Many homes have outdoor spaces that are open and allow little privacy.  If you spend a lot of time outside and want more privacy in your yard or simply don’t want passersby to see in your house, this article will be useful to read.  There are several options for outdoor privacy.  Read about them all below and decide what works best for you.

3 Privacy Options You Can’t Afford Not to Have

By: Sandra Karnes

As the world population grows, we lose a little more of our privacy every day. Whether you live in an urban or rural area, there always seems to be a car driving by or a nosy neighbor. Here are some of the things you can do to have a private backyard retreat that doesn’t cost a lot.

Natural Privacy

Trees, shrubs and even tall plants can give you the semblance of privacy. Trees that are bushy and full, such as evergreen trees, provide the most coverage. One such variety is Blue Spruce, which stays full from the top all the way to the ground. In addition to keeping out prying eyes, they can also protect your yard from blustery winds. However, they take a while to grow and need plenty of room because their bottom branches can grow up to 20 feet in diameter.

A faster growing evergreen that can be trimmed to whatever shape you want — or left to grow on its own — is the American Arborvitae. This evergreen can grow up to 18 inches per year, making it a good choice if you want natural privacy, but can’t wait a generation for it to develop. Their final height is about 7 or 8 feet tall. To make a quick hedge, plant them 2-3 feet apart. If you buy a taller plant to start with, in one or two summers your yard could be a private haven.

An even faster growing privacy plant is ornamental grasses. The Calamgrostis is a feathery reed that grows in zones 5-8 and can reach 48 to 60 inches tall by early summer. As a perennial that won’t spread by seed, it will stay where you want it to stay. In the winter they have a beautiful golden hue like wheat. When you see new growth in the spring, cut the old growth down. This way the reeds dance with the slightest breeze, which is very relaxing to watch.

Fencing in Your Privacy

Although going the natural route is attractive, fence panels have their place and are much faster than waiting for plants to grow.

If you don’t want to cut off your whole yard and feel boxed in, just put up one or two panels on each side of your yard. You will instantly have a place to sit and enjoy your morning coffee, or to have guests over for a barbeque and still have the feeling of privacy from your neighbors.

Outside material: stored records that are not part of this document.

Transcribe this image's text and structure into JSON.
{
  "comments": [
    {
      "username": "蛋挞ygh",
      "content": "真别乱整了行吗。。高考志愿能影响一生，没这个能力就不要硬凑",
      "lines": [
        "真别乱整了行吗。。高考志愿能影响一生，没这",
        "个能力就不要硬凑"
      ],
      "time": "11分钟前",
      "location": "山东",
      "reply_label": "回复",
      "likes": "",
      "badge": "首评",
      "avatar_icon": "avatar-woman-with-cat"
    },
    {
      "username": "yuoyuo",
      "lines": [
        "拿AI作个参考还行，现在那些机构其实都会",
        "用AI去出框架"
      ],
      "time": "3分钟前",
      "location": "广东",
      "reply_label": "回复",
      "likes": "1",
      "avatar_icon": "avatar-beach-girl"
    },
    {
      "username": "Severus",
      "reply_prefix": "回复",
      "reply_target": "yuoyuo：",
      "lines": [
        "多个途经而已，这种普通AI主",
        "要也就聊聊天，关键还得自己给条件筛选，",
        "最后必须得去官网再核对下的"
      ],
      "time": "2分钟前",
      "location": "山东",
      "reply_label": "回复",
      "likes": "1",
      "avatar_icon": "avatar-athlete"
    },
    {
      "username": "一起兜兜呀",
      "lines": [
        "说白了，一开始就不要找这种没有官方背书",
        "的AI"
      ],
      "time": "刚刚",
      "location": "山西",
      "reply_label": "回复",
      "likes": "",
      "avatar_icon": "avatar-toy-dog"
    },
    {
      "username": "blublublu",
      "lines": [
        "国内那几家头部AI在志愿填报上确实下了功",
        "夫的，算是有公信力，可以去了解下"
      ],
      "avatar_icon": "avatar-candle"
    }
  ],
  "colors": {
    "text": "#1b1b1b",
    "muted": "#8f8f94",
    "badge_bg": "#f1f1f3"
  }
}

Fence panels usually come in 6-foot widths, up to 8-feet tall. To satisfy your artistic desire, there are several designs available including dog-eared, shadowbox and stockade varieties. Wood panels start around $40 each. Don’t forget that you will also need posts, screws or carriage bolts and cement mix, which will add to the cost.

Besides wood fence panels, there are also vinyl fence panels that start around $80 per panel. Composite panels start around $140 per panel. Another alternative is chain link fencing. A 6-foot tall by 50-foot long roll of chain link starts around $220 per roll.

If you want a more attractive panel with a dash of nature intertwined, get a lattice panel and grow a perennial vine on it for the best of both worlds.

Least Expensive Privacy

One very quick way to get privacy is with a canvass gazebo. They come in a variety of shapes and sizes and can be put up in an afternoon — they’re basically like a glorified tent that can stay up all summer, provided there are no wind storms. Some have retractable screens, while others have fully enclosed sides that can protect you from wind, rain, high temperatures and bugs. They can actually add a little charm to your backyard space.

If you don’t want to go the canvass gazebo route, how about using tarps or shade cloth for a quick and inexpensive way to provide privacy? Just run a line from your house to a post or other tall solid structure and hang the tarps or shade cloth with shower curtain hangers. This method provides privacy when you want it, but can also be opened up when you don’t want it. Tarps start around five bucks for a 9×12 piece and shade cloth around $65 for an 8×12 foot section. Shower curtain hooks vary in price by how decorative you want them. If you live in a windy area, keep in mind that you may have to anchor the bottom as well.